His grandfather Joseph Milligan told an inquest hearing in Belfast that the 15-year-old was not a good swimmer and panicked when he realised he had got out of his depth and could not touch the bottom.
Steven was the eldest of six grandchildren who had accompanied Mr Milligan, his son and two daughters on the day out when the nightmare scenario unfolded.
Mr Milligan told the court of how he and his son, Joe Milligan Jnr, tried in vain to pull the schoolboy to safety.
Steven's uncle managed to get within 10 inches of the teen but had to turn back as he was struggling to stay afloat. His grandfather then swam out and managed to grab his grandson's arm with one hand. However, he couldn't pull him up with both hands as strength in one of his arms is limited due to arthritis.
"I did get hold of his arm at one point but I wasn't strong enough to hold him up with one arm.
"Steven was driving me down as well, as my lungs were filling with water," he said. "He disappeared beneath me. I couldn't keep him up. He slipped away."
A passer-by, David Seed, then assisted Mr Milligan Jnr in getting Steven out of the water.
Mr Seed carried out cardiopulmonary resuscitation (CPR) for 15 minutes before members of Steven's family took over for another 20 minutes.
When Coroner Jim Kitson told Steven's emotional uncle he had done the best he could in the circumstances, he replied: "I just wish I could have done more."
It took a paramedic and an emergency medical technician from the Northern Ireland Ambulance Service around 30 minutes to get to Steven as they had to walk for 10 to 15 minutes after their arrival on the site. The coroner was told that the scene of the drowning was not accessible by car due to a narrow path.
The court also heard two helicopter crews had been alerted to Steven's plight at this time.
The Irish Coastguard helicopter from Sligo could not land at the site, but the PSNI helicopter did, and airlifted the teenager to Altnagelvin Hospital where he was later pronounced dead.
Paramedic John McClintock, area manager for the western division of NIAS, told the court: "I would commend the PSNI. They placed that helicopter in difficult terrain and gave it all to help us assist Steven."
Steven's "pulse ceased" as he was lifted onto the helicopter, however efforts to save him continued throughout the five-minute journey.
Seamus Carten, a warden from Roe Valley Country Park, told the inquest a comprehensive review of health and safety was currently under way at all Northern Ireland Environment Agency (NIEA) sites and that officials were still considering extra warning signs in light of the tragedy.
He explained that signs warning of the fast flowing river and deep water were in place at the park at the time and that all health and safety measures complied with current standards
Coroner Jim Kitson described Steven's death as "a quite horrific tragedy" and said he would be recording the cause of death as drowning.

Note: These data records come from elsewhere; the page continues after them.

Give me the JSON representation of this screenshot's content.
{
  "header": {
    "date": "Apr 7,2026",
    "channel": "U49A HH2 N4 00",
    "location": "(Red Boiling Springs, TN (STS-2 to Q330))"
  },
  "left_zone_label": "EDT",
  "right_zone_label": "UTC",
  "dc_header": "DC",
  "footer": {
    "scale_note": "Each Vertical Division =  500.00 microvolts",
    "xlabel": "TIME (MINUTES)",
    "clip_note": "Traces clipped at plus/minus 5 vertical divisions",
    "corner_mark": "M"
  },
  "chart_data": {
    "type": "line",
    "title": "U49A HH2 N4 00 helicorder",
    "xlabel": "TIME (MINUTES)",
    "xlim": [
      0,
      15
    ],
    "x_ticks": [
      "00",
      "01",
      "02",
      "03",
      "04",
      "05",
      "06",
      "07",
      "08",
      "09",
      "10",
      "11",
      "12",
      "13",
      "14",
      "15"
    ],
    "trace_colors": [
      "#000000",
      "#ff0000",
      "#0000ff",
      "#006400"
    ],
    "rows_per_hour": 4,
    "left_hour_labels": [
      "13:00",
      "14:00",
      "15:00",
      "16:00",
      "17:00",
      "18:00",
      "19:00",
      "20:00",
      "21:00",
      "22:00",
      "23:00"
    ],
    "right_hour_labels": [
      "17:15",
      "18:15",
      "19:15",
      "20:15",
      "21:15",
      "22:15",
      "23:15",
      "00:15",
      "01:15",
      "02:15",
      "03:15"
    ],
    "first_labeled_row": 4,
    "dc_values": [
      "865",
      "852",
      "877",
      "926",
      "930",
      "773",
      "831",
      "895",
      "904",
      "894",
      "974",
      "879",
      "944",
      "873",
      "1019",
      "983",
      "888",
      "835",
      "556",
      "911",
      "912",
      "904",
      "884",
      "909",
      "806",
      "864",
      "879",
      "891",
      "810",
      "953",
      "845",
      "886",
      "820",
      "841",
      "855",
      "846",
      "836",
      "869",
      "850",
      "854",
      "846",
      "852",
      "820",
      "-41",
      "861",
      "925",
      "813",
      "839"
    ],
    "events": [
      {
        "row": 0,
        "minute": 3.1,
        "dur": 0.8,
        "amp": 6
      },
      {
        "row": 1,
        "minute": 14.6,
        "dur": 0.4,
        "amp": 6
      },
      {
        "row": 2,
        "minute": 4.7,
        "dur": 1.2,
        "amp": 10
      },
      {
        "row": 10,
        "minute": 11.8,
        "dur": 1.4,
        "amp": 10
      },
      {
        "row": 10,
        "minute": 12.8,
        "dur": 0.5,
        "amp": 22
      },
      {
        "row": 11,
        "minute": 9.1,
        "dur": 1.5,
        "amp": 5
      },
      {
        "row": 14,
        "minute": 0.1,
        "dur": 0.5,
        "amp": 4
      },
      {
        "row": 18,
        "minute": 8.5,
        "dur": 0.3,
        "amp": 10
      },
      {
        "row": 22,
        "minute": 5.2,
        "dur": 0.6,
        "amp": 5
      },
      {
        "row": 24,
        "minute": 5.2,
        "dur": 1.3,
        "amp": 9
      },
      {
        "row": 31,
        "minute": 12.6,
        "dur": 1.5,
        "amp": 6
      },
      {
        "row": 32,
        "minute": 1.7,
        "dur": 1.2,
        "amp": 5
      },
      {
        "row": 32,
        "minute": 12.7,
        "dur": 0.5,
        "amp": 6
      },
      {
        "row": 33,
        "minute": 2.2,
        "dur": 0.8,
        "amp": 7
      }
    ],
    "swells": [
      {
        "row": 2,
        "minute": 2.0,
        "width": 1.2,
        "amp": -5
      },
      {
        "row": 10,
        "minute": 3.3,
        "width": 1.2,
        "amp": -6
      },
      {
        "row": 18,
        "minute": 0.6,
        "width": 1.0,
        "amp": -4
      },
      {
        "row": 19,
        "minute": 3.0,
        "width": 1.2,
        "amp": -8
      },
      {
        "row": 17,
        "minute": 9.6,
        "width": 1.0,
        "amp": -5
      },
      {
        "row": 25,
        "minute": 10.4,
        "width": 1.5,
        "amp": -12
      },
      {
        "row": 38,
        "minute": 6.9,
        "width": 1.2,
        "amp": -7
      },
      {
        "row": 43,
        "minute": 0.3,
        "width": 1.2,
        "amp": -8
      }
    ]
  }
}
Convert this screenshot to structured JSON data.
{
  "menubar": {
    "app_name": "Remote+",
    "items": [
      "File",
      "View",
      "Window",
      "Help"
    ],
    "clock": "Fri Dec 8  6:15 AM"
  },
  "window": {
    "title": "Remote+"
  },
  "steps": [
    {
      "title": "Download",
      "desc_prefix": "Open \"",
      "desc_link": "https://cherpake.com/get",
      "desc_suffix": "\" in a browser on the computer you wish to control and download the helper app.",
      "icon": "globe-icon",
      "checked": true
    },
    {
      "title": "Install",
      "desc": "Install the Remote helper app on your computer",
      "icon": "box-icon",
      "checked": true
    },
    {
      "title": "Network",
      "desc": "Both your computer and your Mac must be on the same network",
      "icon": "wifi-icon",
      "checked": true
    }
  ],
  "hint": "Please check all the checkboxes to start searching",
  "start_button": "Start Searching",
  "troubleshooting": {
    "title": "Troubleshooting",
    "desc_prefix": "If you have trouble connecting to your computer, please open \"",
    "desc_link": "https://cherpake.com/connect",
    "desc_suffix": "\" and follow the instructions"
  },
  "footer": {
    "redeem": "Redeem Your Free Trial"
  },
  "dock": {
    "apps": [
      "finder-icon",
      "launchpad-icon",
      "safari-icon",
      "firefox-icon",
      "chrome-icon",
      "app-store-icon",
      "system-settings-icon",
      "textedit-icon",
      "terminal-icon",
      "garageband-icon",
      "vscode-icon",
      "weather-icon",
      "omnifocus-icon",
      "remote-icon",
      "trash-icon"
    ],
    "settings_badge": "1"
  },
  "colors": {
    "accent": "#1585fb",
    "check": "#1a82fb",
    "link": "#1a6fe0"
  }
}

Coroner Kitson commended all those who tried to save Steven's life and extended his sympathy to the boy's family.
He pointed out that following a number of similar circumstance deaths last summer, it served as a reminder of the dangers of swimming in rivers and other places not identified as official swimming areas.
"I did get hold of his arm at one point but I wasn't strong enough to hold him up with one arm. Steven was driving me down as well, as my lungs were filling with water. I just couldn't keep him up, he slipped away from me."
Joseph Milligan, grandfather of drowning victim Steven Mitchell